This is a great question. For those who are unfamiliar, and in areas where airspace is complex, it’s sometimes useful to look at the VFR Flyway Chart. This is the one on the back of FAA Terminal Area Charts.
The dashed blue outlines surround the crazy cutouts that are Seattle’s Class D airspaces.
Why does KBFI stick into the KSEA Class B?
Class D airports, or at least those that don’t exist entirely within more restrictive airspace, will always have a ceiling. This is because there will be sections that are not contained within the Class B (or C) areas. For those areas, we need to know how high the Class D airspace goes.
If there is Class B and Class D airspace in the same place, which is it?
This one is in the AIM, 3-1-3:
Hierarchy of Overlapping Airspace Designations
a. When overlapping airspace designations apply to the same airspace, the operating rules associated with the more restrictive airspace designation apply.
So, if you’re over the I-90 bridge at 1900 feet, you’re in KBFI Class D. If you’re at 2100 feet, you’re in KSEA Class B.
Why does KSEA have weird class D chunks?
This one is easier - because Class B doesn’t always go to the surface (only at the core), but there is still a need to filter out traffic from the immediate airport environs. Because two-way communication is required, pilots will need to talk to the tower before getting too close (~5SM) to the airport.
Another factor is that Class D centers on the airport; Class B is centered on the SEA VOR, and they are not coincident.
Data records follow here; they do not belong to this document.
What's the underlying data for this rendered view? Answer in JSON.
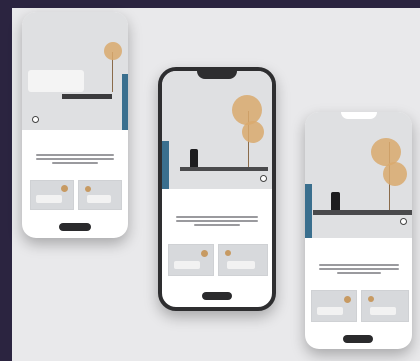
{
  "mockup": {
    "phones": [
      {
        "id": "left",
        "side_tag": "",
        "headline_1": "",
        "headline_2": "",
        "button_label": ""
      },
      {
        "id": "center",
        "side_tag": "",
        "headline_1": "",
        "headline_2": "",
        "button_label": ""
      },
      {
        "id": "right",
        "side_tag": "",
        "headline_1": "",
        "headline_2": "",
        "button_label": ""
      }
    ]
  },
  "colors": {
    "background": "#2b2440",
    "canvas": "#e9e9eb",
    "accent": "#3a6f8e",
    "button": "#2a2a2c",
    "plant": "#d9a96d"
  },
  "icons": [
    "phone-notch",
    "plus-icon",
    "pagination-dots"
  ]
}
This is so that the rings could (when it was circular) be defined with DME.